Note: in order to keep those extra files remain in the project folder without loosing them after regenerate the project with CubeMX, you need to restart Keil after adding the files into the project similarly to what I have done at 2:35 in the clip.

Take a look at 'ssd1306.h' header file, we have the following configurations and functions available:

#include "stm32f0xx_hal.h"
#include "fonts.h"

//Originally from Olivier Van den Eede 2016
//Modified by Le Tan Phuc to be suitable for SSD1306 0.91" OLED display
//Work with STM32Cube MX HAL library
//Jul 2017

#ifndef ssd1306
#define ssd1306

// i2c1 is chosen. In case using I2C2, change to hi2c2
#define SSD1306_I2C_PORT            hi2c1
// SSD1306 I2C address 
#define SSD1306_I2C_ADDR        0x78
// SSD1306 width in pixels
#define SSD1306_WIDTH           128
// SSD1306 LCD height in pixels
#define SSD1306_HEIGHT          32



typedef enum {  
    Black = 0x00, /*!< Black color, no pixel */
    White = 0x01  /*!< Pixel is set.
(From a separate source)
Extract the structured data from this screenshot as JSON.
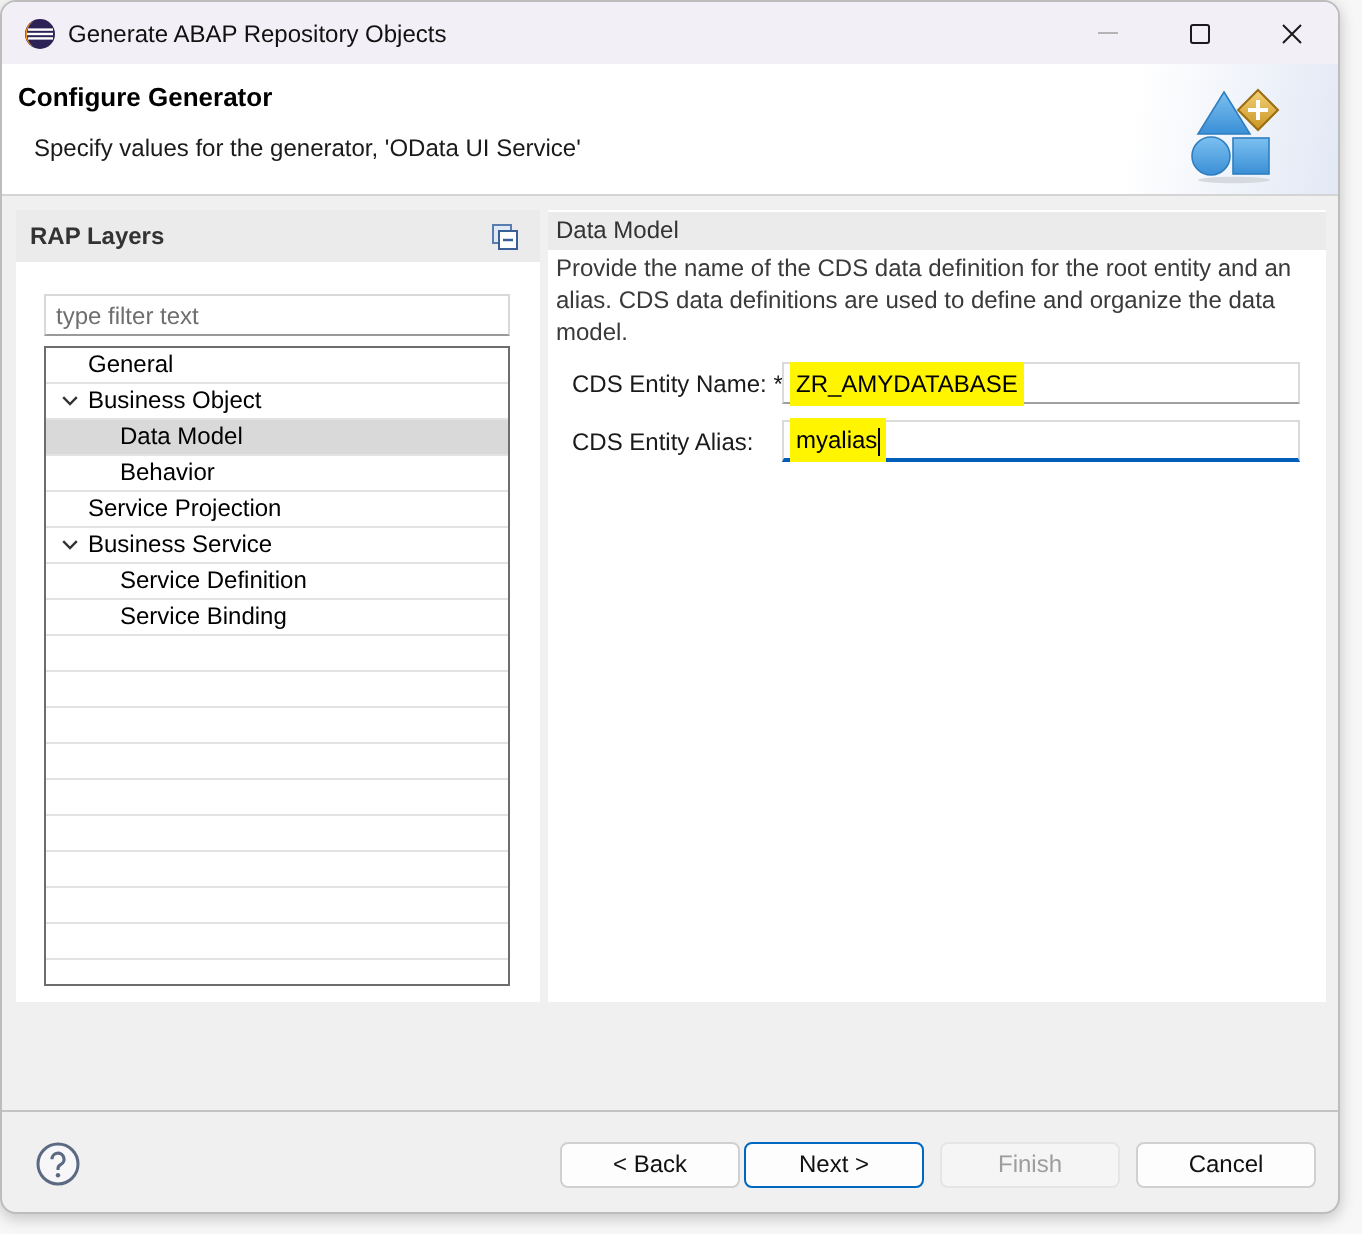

Color depends on LCD */
} SSD1306_COLOR;


typedef struct {  
    uint16_t CurrentX;
    uint16_t CurrentY;
    uint8_t Inverted;
    uint8_t Initialized;
} SSD1306_t;


extern I2C_HandleTypeDef SSD1306_I2C_PORT;
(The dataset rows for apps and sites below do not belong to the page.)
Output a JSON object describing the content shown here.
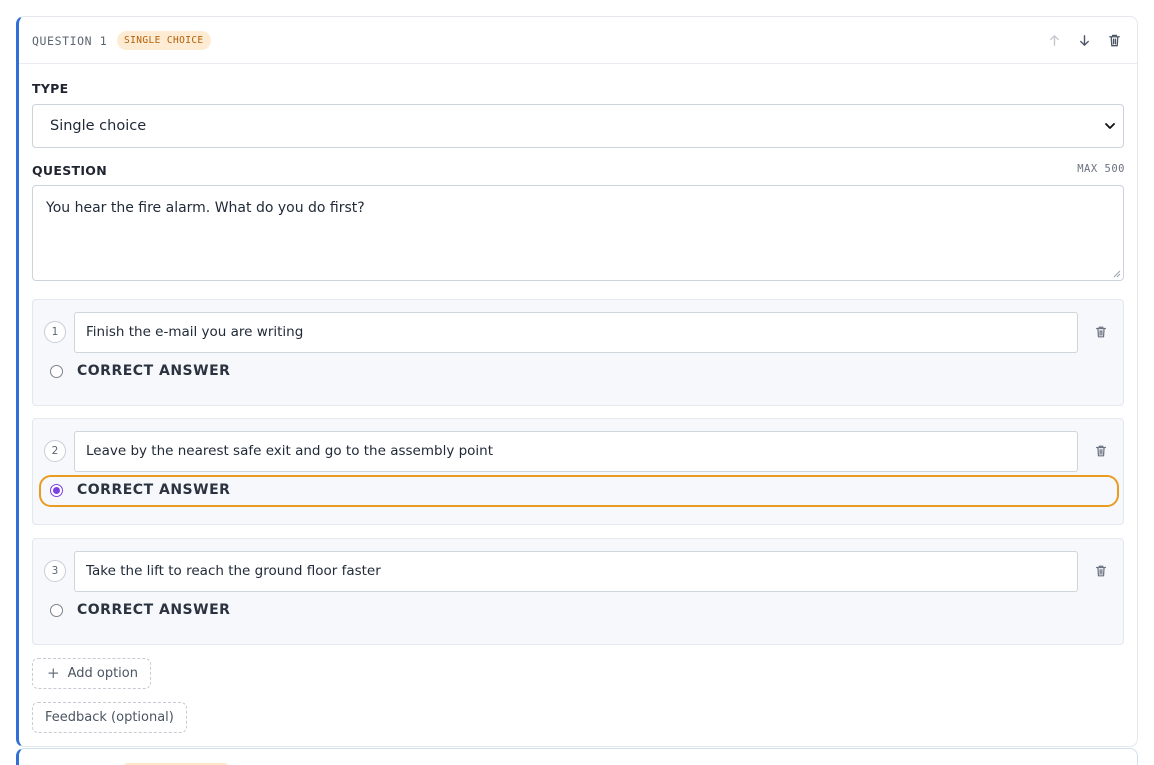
{
  "question": {
    "number_label": "QUESTION 1",
    "type_badge": "SINGLE CHOICE",
    "type_label": "TYPE",
    "type_value": "Single choice",
    "question_label": "QUESTION",
    "max_label": "MAX 500",
    "question_text": "You hear the fire alarm. What do you do first?"
  },
  "options": [
    {
      "number": "1",
      "text": "Finish the e-mail you are writing",
      "correct_label": "CORRECT ANSWER",
      "selected": false
    },
    {
      "number": "2",
      "text": "Leave by the nearest safe exit and go to the assembly point",
      "correct_label": "CORRECT ANSWER",
      "selected": true
    },
    {
      "number": "3",
      "text": "Take the lift to reach the ground floor faster",
      "correct_label": "CORRECT ANSWER",
      "selected": false
    }
  ],
  "actions": {
    "add_option_icon": "+",
    "add_option_label": "Add option",
    "feedback_label": "Feedback (optional)"
  },
  "icons": {
    "move_up": "arrow-up-icon",
    "move_down": "arrow-down-icon",
    "delete": "trash-icon",
    "dropdown": "chevron-down-icon"
  },
  "colors": {
    "accent_border": "#2f6fd6",
    "badge_bg": "#fdebd3",
    "badge_text": "#b45f06",
    "focus_ring": "#ea9c22",
    "radio_checked": "#7b3fe4"
  }
}
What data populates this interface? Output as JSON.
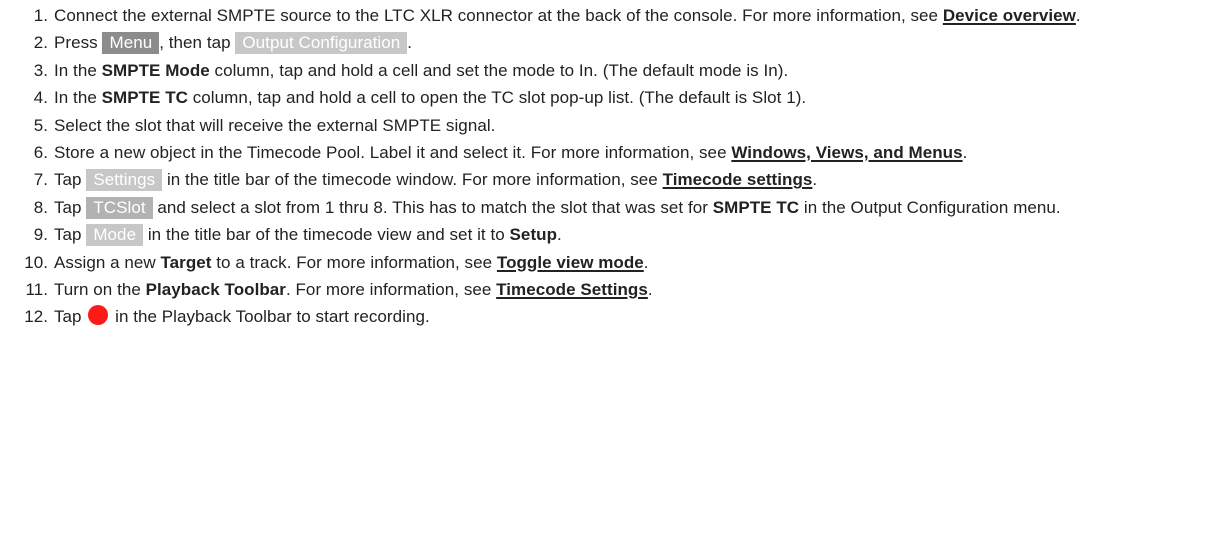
{
  "steps": [
    {
      "num": "1.",
      "t1": "Connect the external SMPTE source to the LTC XLR connector at the back of the console. For more information, see ",
      "link": "Device overview",
      "t2": "."
    },
    {
      "num": "2.",
      "t1": "Press ",
      "key1": "Menu",
      "t2": ", then tap ",
      "key2": "Output Configuration",
      "t3": "."
    },
    {
      "num": "3.",
      "t1": "In the ",
      "bold": "SMPTE Mode",
      "t2": " column, tap and hold a cell and set the mode to In. (The default mode is In)."
    },
    {
      "num": "4.",
      "t1": "In the ",
      "bold": "SMPTE TC",
      "t2": " column, tap and hold a cell to open the TC slot pop-up list. (The default is Slot 1)."
    },
    {
      "num": "5.",
      "t1": "Select the slot that will receive the external SMPTE signal."
    },
    {
      "num": "6.",
      "t1": "Store a new object in the Timecode Pool. Label it and select it. For more information, see ",
      "link": "Windows, Views, and Menus",
      "t2": "."
    },
    {
      "num": "7.",
      "t1": "Tap ",
      "key": "Settings",
      "t2": " in the title bar of the timecode window. For more information, see ",
      "link": "Timecode settings",
      "t3": "."
    },
    {
      "num": "8.",
      "t1": "Tap ",
      "key": "TCSlot",
      "t2": " and select a slot from 1 thru 8. This has to match the slot that was set for ",
      "bold": "SMPTE TC",
      "t3": " in the Output Configuration menu."
    },
    {
      "num": "9.",
      "t1": "Tap ",
      "key": "Mode",
      "t2": " in the title bar of the timecode view and set it to ",
      "bold": "Setup",
      "t3": "."
    },
    {
      "num": "10.",
      "t1": "Assign a new ",
      "bold": "Target",
      "t2": " to a track. For more information, see ",
      "link": "Toggle view mode",
      "t3": "."
    },
    {
      "num": "11.",
      "t1": "Turn on the ",
      "bold": "Playback Toolbar",
      "t2": ". For more information, see ",
      "link": "Timecode Settings",
      "t3": "."
    },
    {
      "num": "12.",
      "t1": "Tap ",
      "icon": "record-icon",
      "t2": " in the Playback Toolbar to start recording."
    }
  ],
  "colors": {
    "text": "#222222",
    "key_dark": "#8c8c8c",
    "key_light": "#b2b2b2",
    "key_lighter": "#c7c7c7",
    "record": "#ff1a1a"
  }
}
uint8_t ssd1306_Init(void);  
void ssd1306_Fill(SSD1306_COLOR color);  
void ssd1306_UpdateScreen(void);  
void ssd1306_DrawPixel(uint8_t x, uint8_t y, SSD1306_COLOR color);  
char ssd1306_WriteChar(char ch, FontDef Font, SSD1306_COLOR color);  
char ssd1306_WriteString(char* str, FontDef Font, SSD1306_COLOR color);  
void ssd1306_SetCursor(uint8_t x, uint8_t y);

void ssd1306_WriteCommand(uint8_t command);
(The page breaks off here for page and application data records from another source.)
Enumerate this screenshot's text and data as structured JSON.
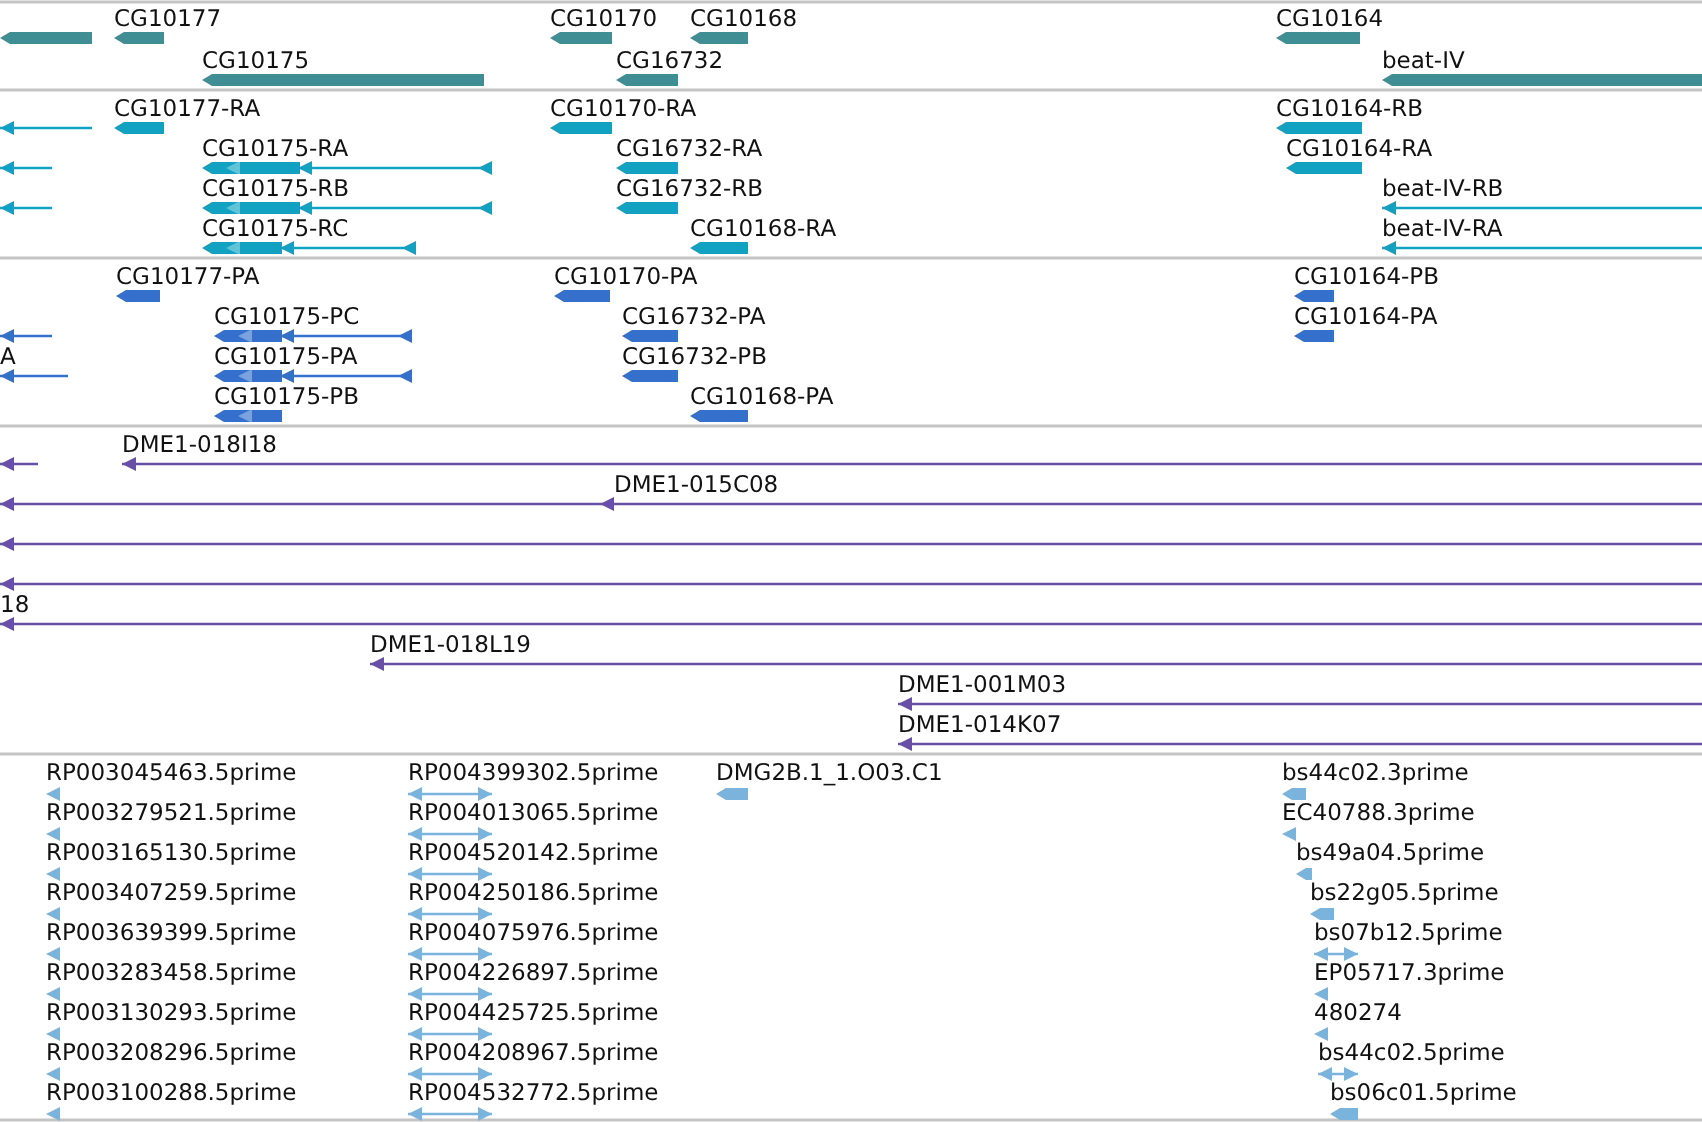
{
  "tracks": [
    {
      "color": "#3f8e94",
      "features": [
        {
          "kind": "block"
        },
        {
          "kind": "block",
          "label": "CG10177"
        },
        {
          "kind": "block",
          "label": "CG10170"
        },
        {
          "kind": "block",
          "label": "CG10168"
        },
        {
          "kind": "block",
          "label": "CG10175"
        },
        {
          "kind": "block",
          "label": "CG16732"
        },
        {
          "kind": "block",
          "label": "CG10164"
        },
        {
          "kind": "block",
          "label": "beat-IV"
        }
      ]
    },
    {
      "color": "#12a1c1",
      "features": [
        {
          "kind": "line"
        },
        {
          "kind": "block",
          "label": "CG10177-RA"
        },
        {
          "kind": "block",
          "label": "CG10170-RA"
        },
        {
          "kind": "block",
          "label": "CG10164-RB"
        },
        {
          "kind": "line"
        },
        {
          "kind": "gapped",
          "label": "CG10175-RA"
        },
        {
          "kind": "block",
          "label": "CG16732-RA"
        },
        {
          "kind": "block",
          "label": "CG10164-RA"
        },
        {
          "kind": "line"
        },
        {
          "kind": "gapped",
          "label": "CG10175-RB"
        },
        {
          "kind": "block",
          "label": "CG16732-RB"
        },
        {
          "kind": "line",
          "label": "beat-IV-RB"
        },
        {
          "kind": "gapped",
          "label": "CG10175-RC"
        },
        {
          "kind": "block",
          "label": "CG10168-RA"
        },
        {
          "kind": "line",
          "label": "beat-IV-RA"
        }
      ]
    },
    {
      "color": "#3470cc",
      "features": [
        {
          "kind": "block",
          "label": "CG10177-PA"
        },
        {
          "kind": "block",
          "label": "CG10170-PA"
        },
        {
          "kind": "block",
          "label": "CG10164-PB"
        },
        {
          "kind": "line"
        },
        {
          "kind": "gapped",
          "label": "CG10175-PC"
        },
        {
          "kind": "block",
          "label": "CG16732-PA"
        },
        {
          "kind": "block",
          "label": "CG10164-PA"
        },
        {
          "kind": "line",
          "label": "A"
        },
        {
          "kind": "gapped",
          "label": "CG10175-PA"
        },
        {
          "kind": "block",
          "label": "CG16732-PB"
        },
        {
          "kind": "gapped",
          "label": "CG10175-PB"
        },
        {
          "kind": "block",
          "label": "CG10168-PA"
        }
      ]
    },
    {
      "color": "#6a4fa8",
      "features": [
        {
          "kind": "line"
        },
        {
          "kind": "line",
          "label": "DME1-018I18"
        },
        {
          "kind": "line"
        },
        {
          "kind": "line",
          "label": "DME1-015C08"
        },
        {
          "kind": "line"
        },
        {
          "kind": "line"
        },
        {
          "kind": "line",
          "label": "18"
        },
        {
          "kind": "line",
          "label": "DME1-018L19"
        },
        {
          "kind": "line",
          "label": "DME1-001M03"
        },
        {
          "kind": "line",
          "label": "DME1-014K07"
        }
      ]
    },
    {
      "color": "#7ab4dc",
      "features": [
        {
          "kind": "mark",
          "label": "RP003045463.5prime"
        },
        {
          "kind": "mark",
          "label": "RP003279521.5prime"
        },
        {
          "kind": "mark",
          "label": "RP003165130.5prime"
        },
        {
          "kind": "mark",
          "label": "RP003407259.5prime"
        },
        {
          "kind": "mark",
          "label": "RP003639399.5prime"
        },
        {
          "kind": "mark",
          "label": "RP003283458.5prime"
        },
        {
          "kind": "mark",
          "label": "RP003130293.5prime"
        },
        {
          "kind": "mark",
          "label": "RP003208296.5prime"
        },
        {
          "kind": "mark",
          "label": "RP003100288.5prime"
        },
        {
          "kind": "span",
          "label": "RP004399302.5prime"
        },
        {
          "kind": "span",
          "label": "RP004013065.5prime"
        },
        {
          "kind": "span",
          "label": "RP004520142.5prime"
        },
        {
          "kind": "span",
          "label": "RP004250186.5prime"
        },
        {
          "kind": "span",
          "label": "RP004075976.5prime"
        },
        {
          "kind": "span",
          "label": "RP004226897.5prime"
        },
        {
          "kind": "span",
          "label": "RP004425725.5prime"
        },
        {
          "kind": "span",
          "label": "RP004208967.5prime"
        },
        {
          "kind": "span",
          "label": "RP004532772.5prime"
        },
        {
          "kind": "block",
          "label": "DMG2B.1_1.O03.C1"
        },
        {
          "kind": "block",
          "label": "bs44c02.3prime"
        },
        {
          "kind": "mark",
          "label": "EC40788.3prime"
        },
        {
          "kind": "block",
          "label": "bs49a04.5prime"
        },
        {
          "kind": "block",
          "label": "bs22g05.5prime"
        },
        {
          "kind": "span",
          "label": "bs07b12.5prime"
        },
        {
          "kind": "mark",
          "label": "EP05717.3prime"
        },
        {
          "kind": "mark",
          "label": "480274"
        },
        {
          "kind": "span",
          "label": "bs44c02.5prime"
        },
        {
          "kind": "block",
          "label": "bs06c01.5prime"
        }
      ]
    }
  ]
}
#endif
  • I used I²C1 in this example, hence, 'hi2c1' is used for the SSD1306_I2C_PORT definition.
  • Several functions we have to control and display stuff on the display:
    • ssd1306_Init(void): Initialize the display with predefined settings.
    • ssd1306_Fill(SSD1306_COLOR color): fill the entire display with either Black (0x00) or White (0x01).
    • ssd1306_UpdateScreen(void): this function must be called to display whatever is stored in the display's memory.
    • ssd1306_DrawPixel(uint8_t x, uint8_t y, SSD1306_COLOR color): draw/clear a pixel on the display at location x (0-127) and y (0-31). Color Black will clear the pixel and White will set a pixel. This function only push data into display's memory. To really show it on the display, UpdateScreen function must be called.
    • ssd1306_WriteString(char* str, FontDef Font, SSD1306_COLOR color): display a string of words on the display where Font is one of the font defined in 'font.h'.
    • ssd1306_SetCursor(uint8_t x, uint8_t y): set the location to display the string in the WriteString function.

4. STM32F0 I2C Slave Mode Example

to be continued